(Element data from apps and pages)
==========

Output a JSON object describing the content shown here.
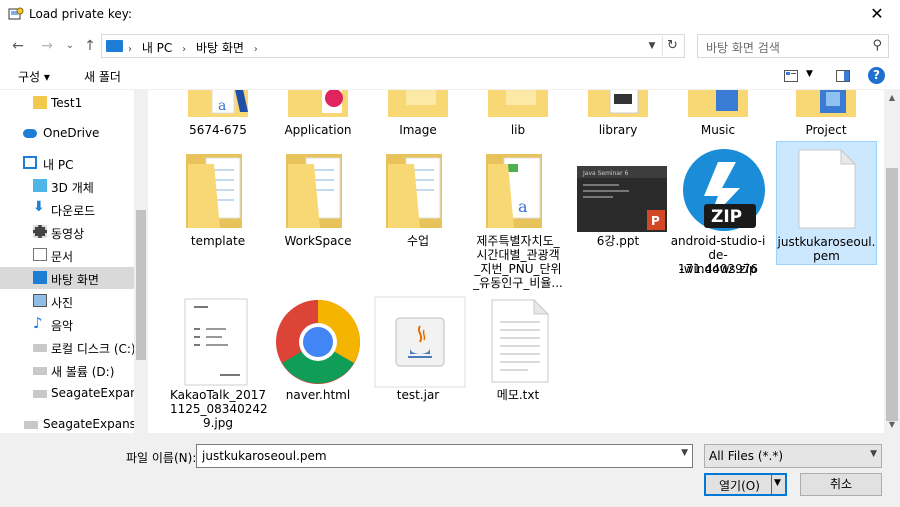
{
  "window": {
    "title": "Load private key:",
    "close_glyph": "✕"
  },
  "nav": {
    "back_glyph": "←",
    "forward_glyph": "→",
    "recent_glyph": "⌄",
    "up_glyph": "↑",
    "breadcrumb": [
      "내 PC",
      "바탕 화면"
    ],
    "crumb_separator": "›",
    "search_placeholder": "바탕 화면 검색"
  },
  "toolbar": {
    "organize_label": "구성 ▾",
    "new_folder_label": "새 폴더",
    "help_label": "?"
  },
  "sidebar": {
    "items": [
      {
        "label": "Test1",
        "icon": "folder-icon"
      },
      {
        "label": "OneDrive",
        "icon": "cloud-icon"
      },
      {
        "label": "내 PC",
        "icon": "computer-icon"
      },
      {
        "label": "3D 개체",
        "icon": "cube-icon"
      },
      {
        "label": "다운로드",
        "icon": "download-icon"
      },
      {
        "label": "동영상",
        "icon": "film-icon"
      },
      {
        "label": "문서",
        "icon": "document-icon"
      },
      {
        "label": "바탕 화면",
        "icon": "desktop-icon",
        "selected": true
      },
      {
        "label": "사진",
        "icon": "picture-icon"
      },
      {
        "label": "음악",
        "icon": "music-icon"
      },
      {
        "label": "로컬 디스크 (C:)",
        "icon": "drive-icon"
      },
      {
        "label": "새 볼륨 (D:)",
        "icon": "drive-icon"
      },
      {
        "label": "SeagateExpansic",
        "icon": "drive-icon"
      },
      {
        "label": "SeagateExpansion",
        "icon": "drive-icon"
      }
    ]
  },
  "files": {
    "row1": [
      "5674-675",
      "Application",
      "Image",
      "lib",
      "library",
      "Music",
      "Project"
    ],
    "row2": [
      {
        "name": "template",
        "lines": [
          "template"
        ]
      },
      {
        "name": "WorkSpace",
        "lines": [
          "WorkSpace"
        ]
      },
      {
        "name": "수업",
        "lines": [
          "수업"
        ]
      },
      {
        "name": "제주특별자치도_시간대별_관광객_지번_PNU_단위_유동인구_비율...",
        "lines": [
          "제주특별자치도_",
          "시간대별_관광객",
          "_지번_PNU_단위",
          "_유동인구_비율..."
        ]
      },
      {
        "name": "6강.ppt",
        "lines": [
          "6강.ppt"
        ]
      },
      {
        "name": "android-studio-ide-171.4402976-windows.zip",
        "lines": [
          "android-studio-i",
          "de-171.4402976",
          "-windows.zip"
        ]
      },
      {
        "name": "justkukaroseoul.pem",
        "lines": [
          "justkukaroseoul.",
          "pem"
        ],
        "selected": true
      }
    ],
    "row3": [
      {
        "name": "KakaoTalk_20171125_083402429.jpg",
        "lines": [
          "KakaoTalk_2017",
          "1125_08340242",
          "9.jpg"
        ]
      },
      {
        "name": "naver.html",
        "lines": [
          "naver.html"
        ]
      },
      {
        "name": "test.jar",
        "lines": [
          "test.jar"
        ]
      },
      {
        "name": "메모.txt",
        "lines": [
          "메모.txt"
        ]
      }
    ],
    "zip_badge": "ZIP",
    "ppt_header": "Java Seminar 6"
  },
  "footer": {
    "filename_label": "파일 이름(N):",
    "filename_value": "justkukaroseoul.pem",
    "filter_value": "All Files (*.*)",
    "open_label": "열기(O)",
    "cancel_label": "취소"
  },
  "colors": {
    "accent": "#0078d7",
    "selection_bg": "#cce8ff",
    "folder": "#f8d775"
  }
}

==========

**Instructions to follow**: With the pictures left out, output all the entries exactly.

**Answer to this exercise**:
Output a JSON object describing the content shown here.
{
  "window": {
    "title": "Load private key:",
    "close_glyph": "✕"
  },
  "nav": {
    "back_glyph": "←",
    "forward_glyph": "→",
    "recent_glyph": "⌄",
    "up_glyph": "↑",
    "breadcrumb": [
      "내 PC",
      "바탕 화면"
    ],
    "crumb_separator": "›",
    "search_placeholder": "바탕 화면 검색"
  },
  "toolbar": {
    "organize_label": "구성 ▾",
    "new_folder_label": "새 폴더",
    "help_label": "?"
  },
  "sidebar": {
    "items": [
      {
        "label": "Test1",
        "icon": "folder-icon"
      },
      {
        "label": "OneDrive",
        "icon": "cloud-icon"
      },
      {
        "label": "내 PC",
        "icon": "computer-icon"
      },
      {
        "label": "3D 개체",
        "icon": "cube-icon"
      },
      {
        "label": "다운로드",
        "icon": "download-icon"
      },
      {
        "label": "동영상",
        "icon": "film-icon"
      },
      {
        "label": "문서",
        "icon": "document-icon"
      },
      {
        "label": "바탕 화면",
        "icon": "desktop-icon",
        "selected": true
      },
      {
        "label": "사진",
        "icon": "picture-icon"
      },
      {
        "label": "음악",
        "icon": "music-icon"
      },
      {
        "label": "로컬 디스크 (C:)",
        "icon": "drive-icon"
      },
      {
        "label": "새 볼륨 (D:)",
        "icon": "drive-icon"
      },
      {
        "label": "SeagateExpansic",
        "icon": "drive-icon"
      },
      {
        "label": "SeagateExpansion",
        "icon": "drive-icon"
      }
    ]
  },
  "files": {
    "row1": [
      "5674-675",
      "Application",
      "Image",
      "lib",
      "library",
      "Music",
      "Project"
    ],
    "row2": [
      {
        "name": "template",
        "lines": [
          "template"
        ]
      },
      {
        "name": "WorkSpace",
        "lines": [
          "WorkSpace"
        ]
      },
      {
        "name": "수업",
        "lines": [
          "수업"
        ]
      },
      {
        "name": "제주특별자치도_시간대별_관광객_지번_PNU_단위_유동인구_비율...",
        "lines": [
          "제주특별자치도_",
          "시간대별_관광객",
          "_지번_PNU_단위",
          "_유동인구_비율..."
        ]
      },
      {
        "name": "6강.ppt",
        "lines": [
          "6강.ppt"
        ]
      },
      {
        "name": "android-studio-ide-171.4402976-windows.zip",
        "lines": [
          "android-studio-i",
          "de-171.4402976",
          "-windows.zip"
        ]
      },
      {
        "name": "justkukaroseoul.pem",
        "lines": [
          "justkukaroseoul.",
          "pem"
        ],
        "selected": true
      }
    ],
    "row3": [
      {
        "name": "KakaoTalk_20171125_083402429.jpg",
        "lines": [
          "KakaoTalk_2017",
          "1125_08340242",
          "9.jpg"
        ]
      },
      {
        "name": "naver.html",
        "lines": [
          "naver.html"
        ]
      },
      {
        "name": "test.jar",
        "lines": [
          "test.jar"
        ]
      },
      {
        "name": "메모.txt",
        "lines": [
          "메모.txt"
        ]
      }
    ],
    "zip_badge": "ZIP",
    "ppt_header": "Java Seminar 6"
  },
  "footer": {
    "filename_label": "파일 이름(N):",
    "filename_value": "justkukaroseoul.pem",
    "filter_value": "All Files (*.*)",
    "open_label": "열기(O)",
    "cancel_label": "취소"
  },
  "colors": {
    "accent": "#0078d7",
    "selection_bg": "#cce8ff",
    "folder": "#f8d775"
  }
}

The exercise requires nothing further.